:: Records to process ::

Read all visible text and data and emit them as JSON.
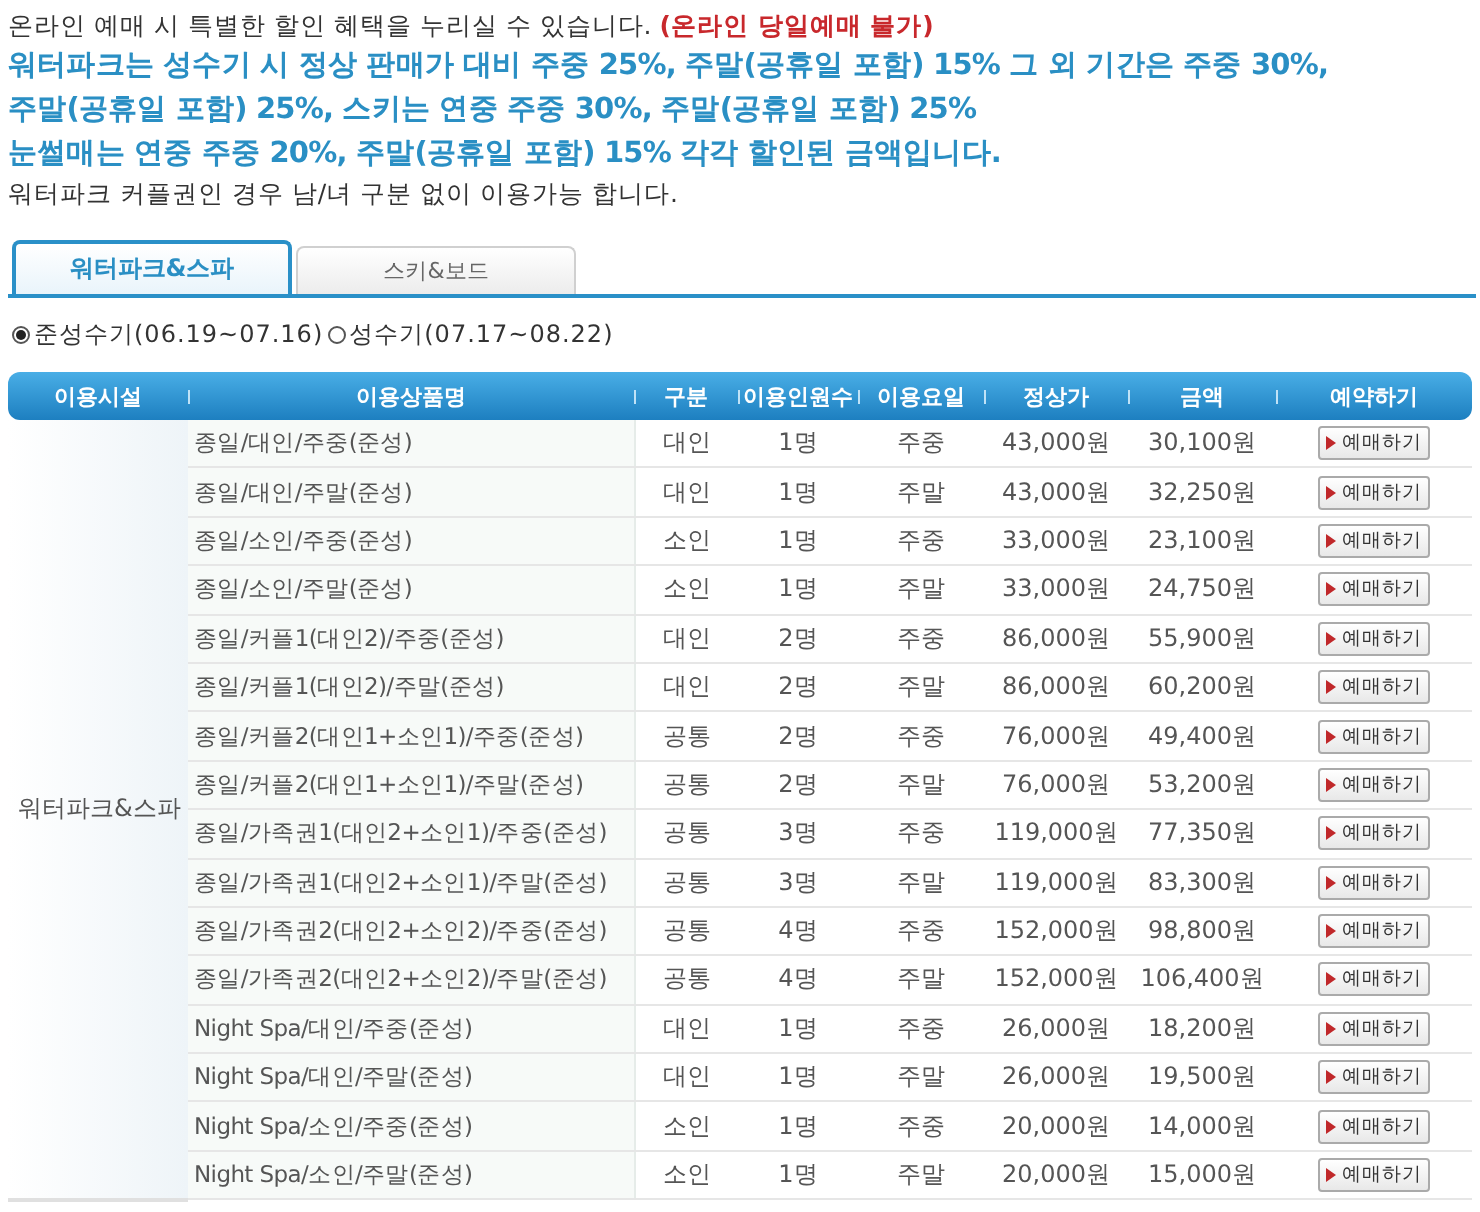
{
  "intro": {
    "text": "온라인 예매 시 특별한 할인 혜택을 누리실 수 있습니다.",
    "note": "(온라인 당일예매 불가)"
  },
  "discount_lines": [
    "워터파크는 성수기 시  정상 판매가 대비 주중 25%, 주말(공휴일 포함) 15% 그 외 기간은 주중 30%,",
    "주말(공휴일 포함) 25%, 스키는 연중 주중 30%, 주말(공휴일 포함) 25%",
    "눈썰매는 연중 주중 20%, 주말(공휴일 포함) 15% 각각 할인된 금액입니다."
  ],
  "couple_note": "워터파크 커플권인 경우 남/녀 구분 없이 이용가능 합니다.",
  "tabs": [
    {
      "label": "워터파크&스파",
      "selected": true
    },
    {
      "label": "스키&보드",
      "selected": false
    }
  ],
  "seasons": [
    {
      "label": "준성수기(06.19~07.16)",
      "selected": true
    },
    {
      "label": "성수기(07.17~08.22)",
      "selected": false
    }
  ],
  "table": {
    "columns": [
      "이용시설",
      "이용상품명",
      "구분",
      "이용인원수",
      "이용요일",
      "정상가",
      "금액",
      "예약하기"
    ],
    "facility": "워터파크&스파",
    "rows": [
      {
        "name": "종일/대인/주중(준성)",
        "type": "대인",
        "people": "1명",
        "day": "주중",
        "regular": "43,000원",
        "price": "30,100원",
        "button": "예매하기"
      },
      {
        "name": "종일/대인/주말(준성)",
        "type": "대인",
        "people": "1명",
        "day": "주말",
        "regular": "43,000원",
        "price": "32,250원",
        "button": "예매하기"
      },
      {
        "name": "종일/소인/주중(준성)",
        "type": "소인",
        "people": "1명",
        "day": "주중",
        "regular": "33,000원",
        "price": "23,100원",
        "button": "예매하기"
      },
      {
        "name": "종일/소인/주말(준성)",
        "type": "소인",
        "people": "1명",
        "day": "주말",
        "regular": "33,000원",
        "price": "24,750원",
        "button": "예매하기"
      },
      {
        "name": "종일/커플1(대인2)/주중(준성)",
        "type": "대인",
        "people": "2명",
        "day": "주중",
        "regular": "86,000원",
        "price": "55,900원",
        "button": "예매하기"
      },
      {
        "name": "종일/커플1(대인2)/주말(준성)",
        "type": "대인",
        "people": "2명",
        "day": "주말",
        "regular": "86,000원",
        "price": "60,200원",
        "button": "예매하기"
      },
      {
        "name": "종일/커플2(대인1+소인1)/주중(준성)",
        "type": "공통",
        "people": "2명",
        "day": "주중",
        "regular": "76,000원",
        "price": "49,400원",
        "button": "예매하기"
      },
      {
        "name": "종일/커플2(대인1+소인1)/주말(준성)",
        "type": "공통",
        "people": "2명",
        "day": "주말",
        "regular": "76,000원",
        "price": "53,200원",
        "button": "예매하기"
      },
      {
        "name": "종일/가족권1(대인2+소인1)/주중(준성)",
        "type": "공통",
        "people": "3명",
        "day": "주중",
        "regular": "119,000원",
        "price": "77,350원",
        "button": "예매하기"
      },
      {
        "name": "종일/가족권1(대인2+소인1)/주말(준성)",
        "type": "공통",
        "people": "3명",
        "day": "주말",
        "regular": "119,000원",
        "price": "83,300원",
        "button": "예매하기"
      },
      {
        "name": "종일/가족권2(대인2+소인2)/주중(준성)",
        "type": "공통",
        "people": "4명",
        "day": "주중",
        "regular": "152,000원",
        "price": "98,800원",
        "button": "예매하기"
      },
      {
        "name": "종일/가족권2(대인2+소인2)/주말(준성)",
        "type": "공통",
        "people": "4명",
        "day": "주말",
        "regular": "152,000원",
        "price": "106,400원",
        "button": "예매하기"
      },
      {
        "name": "Night Spa/대인/주중(준성)",
        "type": "대인",
        "people": "1명",
        "day": "주중",
        "regular": "26,000원",
        "price": "18,200원",
        "button": "예매하기"
      },
      {
        "name": "Night Spa/대인/주말(준성)",
        "type": "대인",
        "people": "1명",
        "day": "주말",
        "regular": "26,000원",
        "price": "19,500원",
        "button": "예매하기"
      },
      {
        "name": "Night Spa/소인/주중(준성)",
        "type": "소인",
        "people": "1명",
        "day": "주중",
        "regular": "20,000원",
        "price": "14,000원",
        "button": "예매하기"
      },
      {
        "name": "Night Spa/소인/주말(준성)",
        "type": "소인",
        "people": "1명",
        "day": "주말",
        "regular": "20,000원",
        "price": "15,000원",
        "button": "예매하기"
      }
    ]
  }
}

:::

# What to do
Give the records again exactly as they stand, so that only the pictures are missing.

# Result of the exercise
Read all visible text and data and emit them as JSON.
{
  "intro": {
    "text": "온라인 예매 시 특별한 할인 혜택을 누리실 수 있습니다.",
    "note": "(온라인 당일예매 불가)"
  },
  "discount_lines": [
    "워터파크는 성수기 시  정상 판매가 대비 주중 25%, 주말(공휴일 포함) 15% 그 외 기간은 주중 30%,",
    "주말(공휴일 포함) 25%, 스키는 연중 주중 30%, 주말(공휴일 포함) 25%",
    "눈썰매는 연중 주중 20%, 주말(공휴일 포함) 15% 각각 할인된 금액입니다."
  ],
  "couple_note": "워터파크 커플권인 경우 남/녀 구분 없이 이용가능 합니다.",
  "tabs": [
    {
      "label": "워터파크&스파",
      "selected": true
    },
    {
      "label": "스키&보드",
      "selected": false
    }
  ],
  "seasons": [
    {
      "label": "준성수기(06.19~07.16)",
      "selected": true
    },
    {
      "label": "성수기(07.17~08.22)",
      "selected": false
    }
  ],
  "table": {
    "columns": [
      "이용시설",
      "이용상품명",
      "구분",
      "이용인원수",
      "이용요일",
      "정상가",
      "금액",
      "예약하기"
    ],
    "facility": "워터파크&스파",
    "rows": [
      {
        "name": "종일/대인/주중(준성)",
        "type": "대인",
        "people": "1명",
        "day": "주중",
        "regular": "43,000원",
        "price": "30,100원",
        "button": "예매하기"
      },
      {
        "name": "종일/대인/주말(준성)",
        "type": "대인",
        "people": "1명",
        "day": "주말",
        "regular": "43,000원",
        "price": "32,250원",
        "button": "예매하기"
      },
      {
        "name": "종일/소인/주중(준성)",
        "type": "소인",
        "people": "1명",
        "day": "주중",
        "regular": "33,000원",
        "price": "23,100원",
        "button": "예매하기"
      },
      {
        "name": "종일/소인/주말(준성)",
        "type": "소인",
        "people": "1명",
        "day": "주말",
        "regular": "33,000원",
        "price": "24,750원",
        "button": "예매하기"
      },
      {
        "name": "종일/커플1(대인2)/주중(준성)",
        "type": "대인",
        "people": "2명",
        "day": "주중",
        "regular": "86,000원",
        "price": "55,900원",
        "button": "예매하기"
      },
      {
        "name": "종일/커플1(대인2)/주말(준성)",
        "type": "대인",
        "people": "2명",
        "day": "주말",
        "regular": "86,000원",
        "price": "60,200원",
        "button": "예매하기"
      },
      {
        "name": "종일/커플2(대인1+소인1)/주중(준성)",
        "type": "공통",
        "people": "2명",
        "day": "주중",
        "regular": "76,000원",
        "price": "49,400원",
        "button": "예매하기"
      },
      {
        "name": "종일/커플2(대인1+소인1)/주말(준성)",
        "type": "공통",
        "people": "2명",
        "day": "주말",
        "regular": "76,000원",
        "price": "53,200원",
        "button": "예매하기"
      },
      {
        "name": "종일/가족권1(대인2+소인1)/주중(준성)",
        "type": "공통",
        "people": "3명",
        "day": "주중",
        "regular": "119,000원",
        "price": "77,350원",
        "button": "예매하기"
      },
      {
        "name": "종일/가족권1(대인2+소인1)/주말(준성)",
        "type": "공통",
        "people": "3명",
        "day": "주말",
        "regular": "119,000원",
        "price": "83,300원",
        "button": "예매하기"
      },
      {
        "name": "종일/가족권2(대인2+소인2)/주중(준성)",
        "type": "공통",
        "people": "4명",
        "day": "주중",
        "regular": "152,000원",
        "price": "98,800원",
        "button": "예매하기"
      },
      {
        "name": "종일/가족권2(대인2+소인2)/주말(준성)",
        "type": "공통",
        "people": "4명",
        "day": "주말",
        "regular": "152,000원",
        "price": "106,400원",
        "button": "예매하기"
      },
      {
        "name": "Night Spa/대인/주중(준성)",
        "type": "대인",
        "people": "1명",
        "day": "주중",
        "regular": "26,000원",
        "price": "18,200원",
        "button": "예매하기"
      },
      {
        "name": "Night Spa/대인/주말(준성)",
        "type": "대인",
        "people": "1명",
        "day": "주말",
        "regular": "26,000원",
        "price": "19,500원",
        "button": "예매하기"
      },
      {
        "name": "Night Spa/소인/주중(준성)",
        "type": "소인",
        "people": "1명",
        "day": "주중",
        "regular": "20,000원",
        "price": "14,000원",
        "button": "예매하기"
      },
      {
        "name": "Night Spa/소인/주말(준성)",
        "type": "소인",
        "people": "1명",
        "day": "주말",
        "regular": "20,000원",
        "price": "15,000원",
        "button": "예매하기"
      }
    ]
  }
}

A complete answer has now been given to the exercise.